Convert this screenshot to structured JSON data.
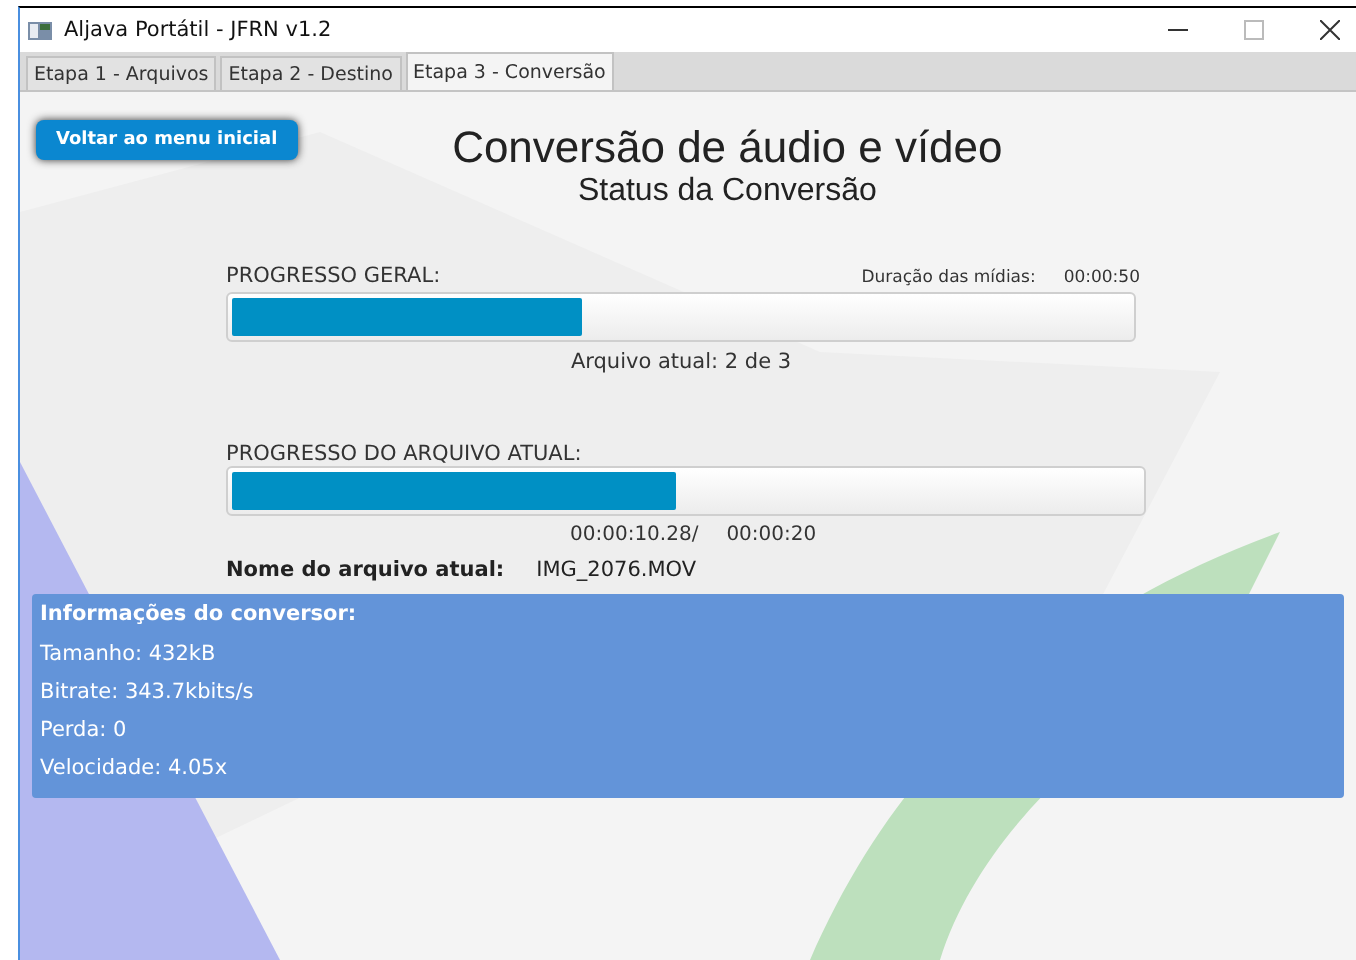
{
  "window": {
    "title": "Aljava Portátil - JFRN v1.2"
  },
  "tabs": [
    {
      "label": "Etapa 1 - Arquivos",
      "selected": false
    },
    {
      "label": "Etapa 2 - Destino",
      "selected": false
    },
    {
      "label": "Etapa 3 - Conversão",
      "selected": true
    }
  ],
  "back_button": "Voltar ao menu inicial",
  "title": "Conversão de áudio e vídeo",
  "subtitle": "Status da Conversão",
  "overall": {
    "label": "PROGRESSO GERAL:",
    "duration_label": "Duração das mídias:",
    "duration": "00:00:50",
    "level": 0.39,
    "caption": "Arquivo atual: 2 de 3"
  },
  "file": {
    "label": "PROGRESSO DO ARQUIVO ATUAL:",
    "level": 0.49,
    "elapsed": "00:00:10.28/",
    "total": "00:00:20",
    "name_label": "Nome do arquivo atual:",
    "name": "IMG_2076.MOV"
  },
  "info": {
    "heading": "Informações do conversor:",
    "lines": [
      "Tamanho: 432kB",
      "Bitrate: 343.7kbits/s",
      "Perda: 0",
      "Velocidade: 4.05x"
    ]
  }
}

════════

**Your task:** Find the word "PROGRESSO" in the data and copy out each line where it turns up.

**Answer to the problem:**
    "label": "PROGRESSO GERAL:",
    "label": "PROGRESSO DO ARQUIVO ATUAL:",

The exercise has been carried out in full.